The two countries reached crisis point after a November incident in which NATO aircraft killed 24 Pakistani troops. Pakistan shut down NATO supply routes into Afghanistan and have demanded an apology and a halt in drone strikes.
"There is so much distrust now, on both sides," Rashid said, adding ties "are certainly not going to return to what they were where there was almost a carte blanche for the Americans to do what they like in Pakistan. That is not going to happen again."
Peace talks between the Taliban and United States must be the cornerstone of the U.S. exit strategy from Afghanistan, said Rashid, adding that Pakistan, which has long harbored Taliban leaders, must be included in the talks.
"The key issue is to get a political settlement with the Taliban that leaves Afghanistan in peace," Rashid said. "You do not want to leave Afghanistan in a state of civil war."
Doubts about the nascent peace talks between the Taliban and the United States intensified after the recent killing of 16 Afghan civilians blamed on a lone U.S. soldier, as well as the burning of copies of the Koran at a NATO base. The Afghan Taliban blamed "shaky, erratic and vague" U.S. statements.
Rashid criticized contradictory policies of the Obama and the previous George.
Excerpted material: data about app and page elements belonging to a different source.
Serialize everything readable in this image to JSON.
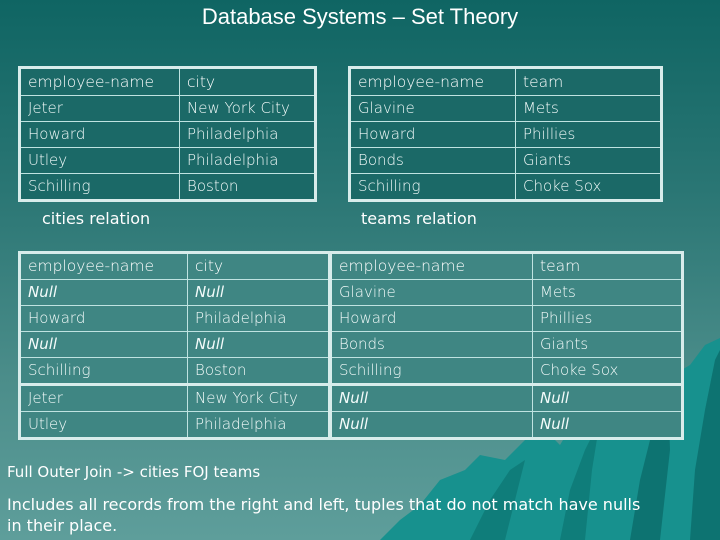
{
  "slide": {
    "title": "Database Systems – Set Theory"
  },
  "cities": {
    "caption": "cities relation",
    "headers": [
      "employee-name",
      "city"
    ],
    "rows": [
      [
        "Jeter",
        "New York City"
      ],
      [
        "Howard",
        "Philadelphia"
      ],
      [
        "Utley",
        "Philadelphia"
      ],
      [
        "Schilling",
        "Boston"
      ]
    ]
  },
  "teams": {
    "caption": "teams relation",
    "headers": [
      "employee-name",
      "team"
    ],
    "rows": [
      [
        "Glavine",
        "Mets"
      ],
      [
        "Howard",
        "Phillies"
      ],
      [
        "Bonds",
        "Giants"
      ],
      [
        "Schilling",
        "Choke Sox"
      ]
    ]
  },
  "foj": {
    "headers": [
      "employee-name",
      "city",
      "employee-name",
      "team"
    ],
    "rows": [
      [
        "Null",
        "Null",
        "Glavine",
        "Mets"
      ],
      [
        "Howard",
        "Philadelphia",
        "Howard",
        "Phillies"
      ],
      [
        "Null",
        "Null",
        "Bonds",
        "Giants"
      ],
      [
        "Schilling",
        "Boston",
        "Schilling",
        "Choke Sox"
      ],
      [
        "Jeter",
        "New York City",
        "Null",
        "Null"
      ],
      [
        "Utley",
        "Philadelphia",
        "Null",
        "Null"
      ]
    ]
  },
  "notes": {
    "line1": "Full Outer Join -> cities FOJ teams",
    "line2": "Includes all records from the right and left, tuples that do not match have nulls in their place."
  },
  "colors": {
    "background_top": "#0f6563",
    "background_bottom": "#5e9e9b",
    "table_border": "#d8eceb",
    "mountain": "#13908d"
  }
}
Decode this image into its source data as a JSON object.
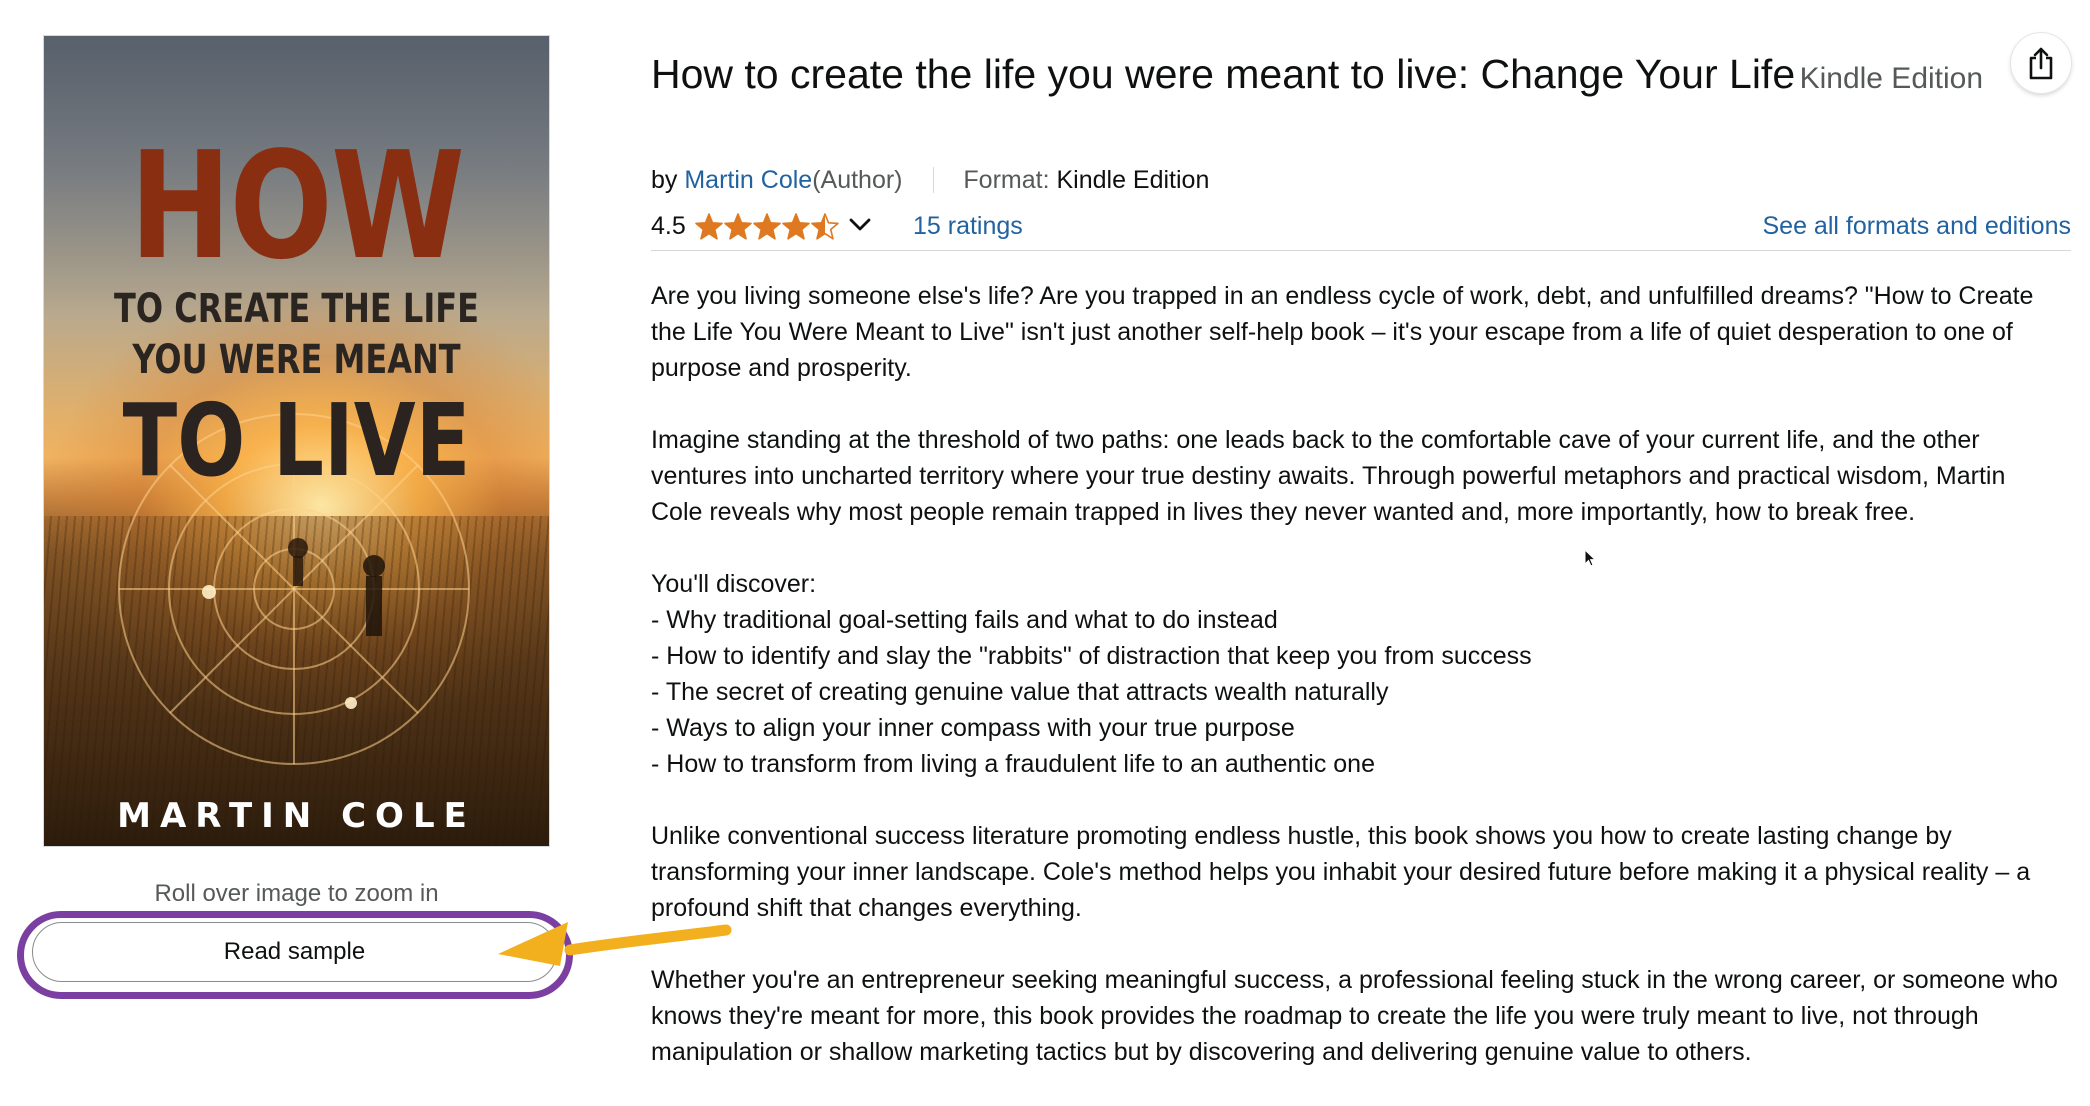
{
  "cover": {
    "title_big": "HOW",
    "subtitle_line1": "TO CREATE THE LIFE",
    "subtitle_line2": "YOU WERE MEANT",
    "subtitle_line3": "TO LIVE",
    "author": "MARTIN COLE"
  },
  "zoom_hint": "Roll over image to zoom in",
  "read_sample_label": "Read sample",
  "product": {
    "title": "How to create the life you were meant to live: Change Your Life",
    "format_label": "Kindle Edition",
    "byline_prefix": "by",
    "author_name": "Martin Cole",
    "author_role": "(Author)",
    "format_prefix": "Format:",
    "format_value": "Kindle Edition",
    "rating_value": "4.5",
    "rating_stars": 4.5,
    "ratings_count": "15 ratings",
    "see_all_formats": "See all formats and editions"
  },
  "description": {
    "p1": "Are you living someone else's life? Are you trapped in an endless cycle of work, debt, and unfulfilled dreams? \"How to Create the Life You Were Meant to Live\" isn't just another self-help book – it's your escape from a life of quiet desperation to one of purpose and prosperity.",
    "p2": "Imagine standing at the threshold of two paths: one leads back to the comfortable cave of your current life, and the other ventures into uncharted territory where your true destiny awaits. Through powerful metaphors and practical wisdom, Martin Cole reveals why most people remain trapped in lives they never wanted and, more importantly, how to break free.",
    "list_intro": "You'll discover:",
    "list": [
      "- Why traditional goal-setting fails and what to do instead",
      "- How to identify and slay the \"rabbits\" of distraction that keep you from success",
      "- The secret of creating genuine value that attracts wealth naturally",
      "- Ways to align your inner compass with your true purpose",
      "- How to transform from living a fraudulent life to an authentic one"
    ],
    "p3": "Unlike conventional success literature promoting endless hustle, this book shows you how to create lasting change by transforming your inner landscape. Cole's method helps you inhabit your desired future before making it a physical reality – a profound shift that changes everything.",
    "p4": "Whether you're an entrepreneur seeking meaningful success, a professional feeling stuck in the wrong career, or someone who knows they're meant for more, this book provides the roadmap to create the life you were truly meant to live, not through manipulation or shallow marketing tactics but by discovering and delivering genuine value to others."
  },
  "colors": {
    "link": "#2162a1",
    "star": "#de7921",
    "highlight_oval": "#7a3fa0",
    "annotation_arrow": "#f2b01e"
  },
  "icons": {
    "share": "share-icon",
    "chevron": "chevron-down-icon",
    "stars": "star-rating-icon"
  }
}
W. Bush administrations, including ten years of U.S. emphasis on a military solution rather than diplomatic talks, which Rashid believes has left more Afghans and Pakistanis radicalized.
Rashid cautioned Obama against waiting to announce more details on the U.S. exit strategy from Afghanistan for fear of losing voter support in his re-election bid in November.
The author said the Republican presidential candidates were "more confused than Obama" on Afghan peace talks and withdrawal. "They don't know which policy to follow."
(Reporting by Christine Kearney; Editing by Anthony Boadle)